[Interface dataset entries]
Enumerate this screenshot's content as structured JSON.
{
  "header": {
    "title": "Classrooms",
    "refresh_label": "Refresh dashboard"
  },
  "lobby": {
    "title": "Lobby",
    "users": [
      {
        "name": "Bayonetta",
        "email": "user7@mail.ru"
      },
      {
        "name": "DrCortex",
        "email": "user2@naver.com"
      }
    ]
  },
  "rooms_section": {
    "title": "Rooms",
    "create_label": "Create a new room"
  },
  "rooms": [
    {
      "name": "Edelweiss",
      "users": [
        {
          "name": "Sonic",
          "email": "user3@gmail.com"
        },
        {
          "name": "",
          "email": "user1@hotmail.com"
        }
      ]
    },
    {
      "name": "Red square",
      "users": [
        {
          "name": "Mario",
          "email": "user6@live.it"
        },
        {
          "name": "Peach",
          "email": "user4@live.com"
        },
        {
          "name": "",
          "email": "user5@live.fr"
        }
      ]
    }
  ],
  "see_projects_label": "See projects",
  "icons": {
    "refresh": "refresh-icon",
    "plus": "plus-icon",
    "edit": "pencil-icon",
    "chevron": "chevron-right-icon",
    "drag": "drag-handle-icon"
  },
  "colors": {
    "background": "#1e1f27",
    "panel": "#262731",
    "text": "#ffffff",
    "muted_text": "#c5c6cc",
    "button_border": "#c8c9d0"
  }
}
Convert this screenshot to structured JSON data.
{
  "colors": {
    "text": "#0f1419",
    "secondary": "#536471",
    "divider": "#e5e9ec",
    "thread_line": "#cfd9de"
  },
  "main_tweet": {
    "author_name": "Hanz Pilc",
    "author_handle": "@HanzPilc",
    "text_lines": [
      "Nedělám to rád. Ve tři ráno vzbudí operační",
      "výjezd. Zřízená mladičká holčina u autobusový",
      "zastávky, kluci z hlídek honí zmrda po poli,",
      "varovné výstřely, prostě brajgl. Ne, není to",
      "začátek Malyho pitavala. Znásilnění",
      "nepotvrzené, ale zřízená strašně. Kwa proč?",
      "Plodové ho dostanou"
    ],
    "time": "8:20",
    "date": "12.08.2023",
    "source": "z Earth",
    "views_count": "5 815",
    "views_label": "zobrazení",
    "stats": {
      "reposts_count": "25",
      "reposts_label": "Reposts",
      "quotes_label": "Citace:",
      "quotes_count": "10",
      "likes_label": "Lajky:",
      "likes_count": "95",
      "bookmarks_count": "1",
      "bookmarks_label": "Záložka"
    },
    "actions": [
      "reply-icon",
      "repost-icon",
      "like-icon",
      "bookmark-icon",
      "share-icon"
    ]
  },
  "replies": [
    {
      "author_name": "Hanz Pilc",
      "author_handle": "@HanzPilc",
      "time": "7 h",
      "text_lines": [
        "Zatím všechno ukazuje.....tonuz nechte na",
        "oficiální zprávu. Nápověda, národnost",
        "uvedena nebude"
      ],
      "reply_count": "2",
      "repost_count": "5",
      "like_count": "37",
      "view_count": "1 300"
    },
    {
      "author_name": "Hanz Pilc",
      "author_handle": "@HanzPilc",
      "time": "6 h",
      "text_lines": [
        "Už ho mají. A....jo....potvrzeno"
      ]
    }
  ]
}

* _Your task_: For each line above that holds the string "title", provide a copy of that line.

* _Exercise response_:
    "title": "Classrooms",
    "title": "Lobby",
    "title": "Rooms",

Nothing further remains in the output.